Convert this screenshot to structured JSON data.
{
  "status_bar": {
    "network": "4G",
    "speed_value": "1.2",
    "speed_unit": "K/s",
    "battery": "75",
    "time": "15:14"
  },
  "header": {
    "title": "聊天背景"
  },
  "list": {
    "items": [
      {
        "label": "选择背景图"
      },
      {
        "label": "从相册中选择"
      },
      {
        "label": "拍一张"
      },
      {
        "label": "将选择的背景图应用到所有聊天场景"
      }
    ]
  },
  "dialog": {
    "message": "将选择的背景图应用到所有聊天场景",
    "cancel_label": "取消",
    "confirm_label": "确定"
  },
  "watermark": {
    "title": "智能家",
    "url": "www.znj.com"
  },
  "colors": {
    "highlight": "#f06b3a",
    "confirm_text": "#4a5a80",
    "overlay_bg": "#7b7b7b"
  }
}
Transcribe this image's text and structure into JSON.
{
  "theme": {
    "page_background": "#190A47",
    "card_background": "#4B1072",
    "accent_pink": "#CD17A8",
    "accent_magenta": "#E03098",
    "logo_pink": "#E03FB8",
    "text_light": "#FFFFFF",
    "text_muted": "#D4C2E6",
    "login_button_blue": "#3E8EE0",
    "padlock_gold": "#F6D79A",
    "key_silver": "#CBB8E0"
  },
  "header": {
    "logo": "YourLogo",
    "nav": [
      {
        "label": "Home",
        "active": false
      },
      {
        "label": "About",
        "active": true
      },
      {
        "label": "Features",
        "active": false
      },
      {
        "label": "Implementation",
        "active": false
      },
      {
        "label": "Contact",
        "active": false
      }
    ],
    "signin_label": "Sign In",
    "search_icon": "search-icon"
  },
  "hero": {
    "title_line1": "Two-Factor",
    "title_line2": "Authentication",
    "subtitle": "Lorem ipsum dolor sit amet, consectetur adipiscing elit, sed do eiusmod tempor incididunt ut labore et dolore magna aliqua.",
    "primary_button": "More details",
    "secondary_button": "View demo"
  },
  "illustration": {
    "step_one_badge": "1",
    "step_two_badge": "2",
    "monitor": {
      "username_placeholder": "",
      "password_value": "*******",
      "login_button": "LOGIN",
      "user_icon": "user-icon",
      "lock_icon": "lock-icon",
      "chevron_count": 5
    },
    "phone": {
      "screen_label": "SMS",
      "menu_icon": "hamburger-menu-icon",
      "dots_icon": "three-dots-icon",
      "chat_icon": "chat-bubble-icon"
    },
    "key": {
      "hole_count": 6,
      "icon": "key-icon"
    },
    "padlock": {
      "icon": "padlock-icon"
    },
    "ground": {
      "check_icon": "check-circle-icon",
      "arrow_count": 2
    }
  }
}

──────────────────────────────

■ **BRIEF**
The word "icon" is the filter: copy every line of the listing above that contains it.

■ **WRITTEN ANSWER**
    "search_icon": "search-icon"
      "user_icon": "user-icon",
      "lock_icon": "lock-icon",
      "menu_icon": "hamburger-menu-icon",
      "dots_icon": "three-dots-icon",
      "chat_icon": "chat-bubble-icon"
      "icon": "key-icon"
      "icon": "padlock-icon"
      "check_icon": "check-circle-icon",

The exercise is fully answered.